_ABOUT THIS TASK_:
Where a line contains "Decode this image", begin there and restate word for word every line to the end of the entries below, pictures excluded.

TASK INPUTS Start Marker

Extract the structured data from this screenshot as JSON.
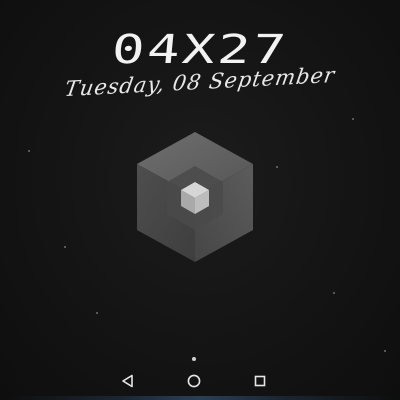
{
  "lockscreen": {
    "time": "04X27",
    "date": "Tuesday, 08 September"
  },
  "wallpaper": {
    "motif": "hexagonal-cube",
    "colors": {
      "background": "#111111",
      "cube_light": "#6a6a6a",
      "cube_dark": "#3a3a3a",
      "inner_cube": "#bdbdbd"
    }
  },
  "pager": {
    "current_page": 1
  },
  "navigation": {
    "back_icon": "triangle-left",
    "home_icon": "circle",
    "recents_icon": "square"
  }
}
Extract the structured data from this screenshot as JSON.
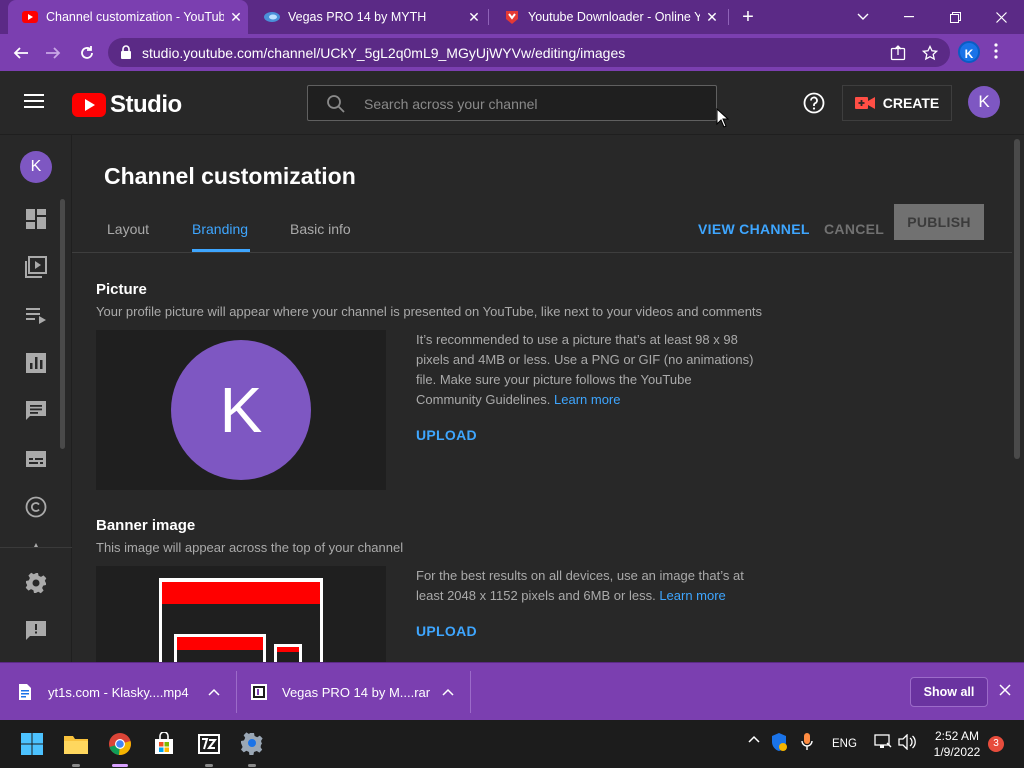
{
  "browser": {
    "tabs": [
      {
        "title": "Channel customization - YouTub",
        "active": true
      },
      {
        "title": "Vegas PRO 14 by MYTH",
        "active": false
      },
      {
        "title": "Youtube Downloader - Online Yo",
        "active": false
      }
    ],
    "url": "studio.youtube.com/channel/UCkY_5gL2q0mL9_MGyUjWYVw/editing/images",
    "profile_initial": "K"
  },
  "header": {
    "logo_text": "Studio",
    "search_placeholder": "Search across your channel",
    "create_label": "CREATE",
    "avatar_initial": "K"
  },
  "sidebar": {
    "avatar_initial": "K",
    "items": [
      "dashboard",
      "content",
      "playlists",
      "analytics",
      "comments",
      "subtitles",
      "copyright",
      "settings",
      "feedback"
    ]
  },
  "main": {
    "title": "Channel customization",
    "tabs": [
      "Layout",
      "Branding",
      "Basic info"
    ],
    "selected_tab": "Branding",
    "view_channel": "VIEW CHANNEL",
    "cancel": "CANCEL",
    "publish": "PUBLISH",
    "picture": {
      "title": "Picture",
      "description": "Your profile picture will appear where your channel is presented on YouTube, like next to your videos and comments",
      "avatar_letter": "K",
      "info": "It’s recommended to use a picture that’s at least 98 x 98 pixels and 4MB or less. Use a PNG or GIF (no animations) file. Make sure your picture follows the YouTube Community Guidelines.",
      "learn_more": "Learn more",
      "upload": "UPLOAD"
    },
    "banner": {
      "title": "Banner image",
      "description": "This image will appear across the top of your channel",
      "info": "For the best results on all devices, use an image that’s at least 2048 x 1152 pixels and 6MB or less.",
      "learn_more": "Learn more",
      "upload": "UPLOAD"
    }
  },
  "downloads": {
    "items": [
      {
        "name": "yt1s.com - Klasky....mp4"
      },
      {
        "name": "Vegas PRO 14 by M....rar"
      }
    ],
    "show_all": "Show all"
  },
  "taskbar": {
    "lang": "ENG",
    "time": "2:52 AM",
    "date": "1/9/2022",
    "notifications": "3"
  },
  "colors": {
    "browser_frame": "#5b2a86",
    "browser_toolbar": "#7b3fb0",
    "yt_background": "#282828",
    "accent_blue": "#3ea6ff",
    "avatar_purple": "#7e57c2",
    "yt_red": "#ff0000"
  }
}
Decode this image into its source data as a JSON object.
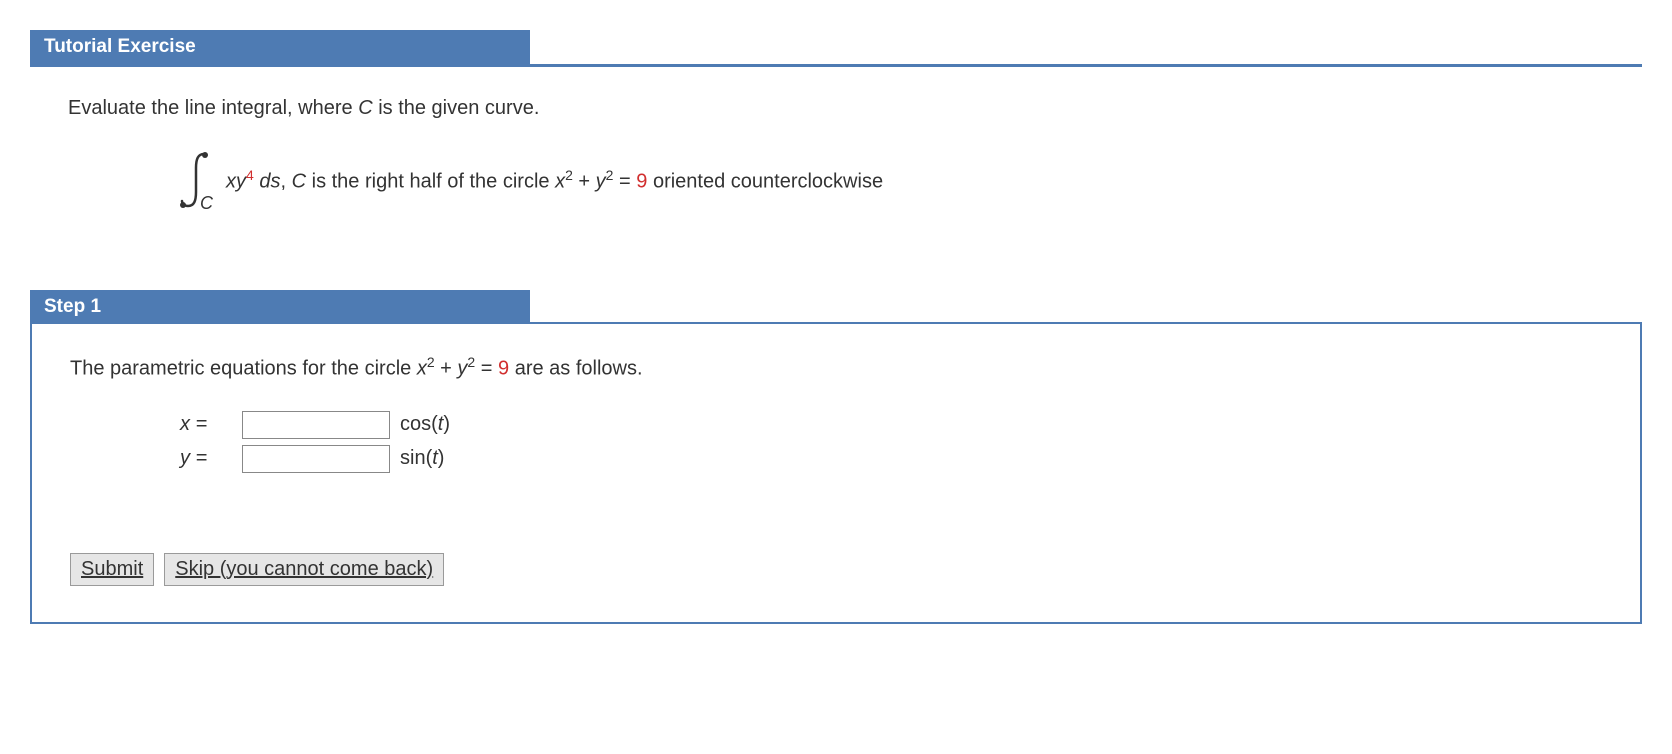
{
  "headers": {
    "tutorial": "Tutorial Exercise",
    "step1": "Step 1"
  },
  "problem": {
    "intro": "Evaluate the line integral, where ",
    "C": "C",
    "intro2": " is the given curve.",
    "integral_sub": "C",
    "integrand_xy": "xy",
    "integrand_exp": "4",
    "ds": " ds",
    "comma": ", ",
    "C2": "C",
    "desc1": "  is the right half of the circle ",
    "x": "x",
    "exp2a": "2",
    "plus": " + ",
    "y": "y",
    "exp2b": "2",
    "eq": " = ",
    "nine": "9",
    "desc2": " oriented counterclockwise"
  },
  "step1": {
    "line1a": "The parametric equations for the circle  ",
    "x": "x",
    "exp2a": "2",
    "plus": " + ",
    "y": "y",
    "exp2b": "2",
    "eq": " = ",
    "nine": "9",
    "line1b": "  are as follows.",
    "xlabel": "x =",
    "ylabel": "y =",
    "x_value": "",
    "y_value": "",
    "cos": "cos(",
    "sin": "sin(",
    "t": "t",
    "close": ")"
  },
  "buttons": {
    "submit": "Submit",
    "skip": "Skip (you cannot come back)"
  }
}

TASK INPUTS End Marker

_COMPLETED EXERCISE_:
Decode this image into its source data as a JSON object.
{
  "headers": {
    "tutorial": "Tutorial Exercise",
    "step1": "Step 1"
  },
  "problem": {
    "intro": "Evaluate the line integral, where ",
    "C": "C",
    "intro2": " is the given curve.",
    "integral_sub": "C",
    "integrand_xy": "xy",
    "integrand_exp": "4",
    "ds": " ds",
    "comma": ", ",
    "C2": "C",
    "desc1": "  is the right half of the circle ",
    "x": "x",
    "exp2a": "2",
    "plus": " + ",
    "y": "y",
    "exp2b": "2",
    "eq": " = ",
    "nine": "9",
    "desc2": " oriented counterclockwise"
  },
  "step1": {
    "line1a": "The parametric equations for the circle  ",
    "x": "x",
    "exp2a": "2",
    "plus": " + ",
    "y": "y",
    "exp2b": "2",
    "eq": " = ",
    "nine": "9",
    "line1b": "  are as follows.",
    "xlabel": "x =",
    "ylabel": "y =",
    "x_value": "",
    "y_value": "",
    "cos": "cos(",
    "sin": "sin(",
    "t": "t",
    "close": ")"
  },
  "buttons": {
    "submit": "Submit",
    "skip": "Skip (you cannot come back)"
  }
}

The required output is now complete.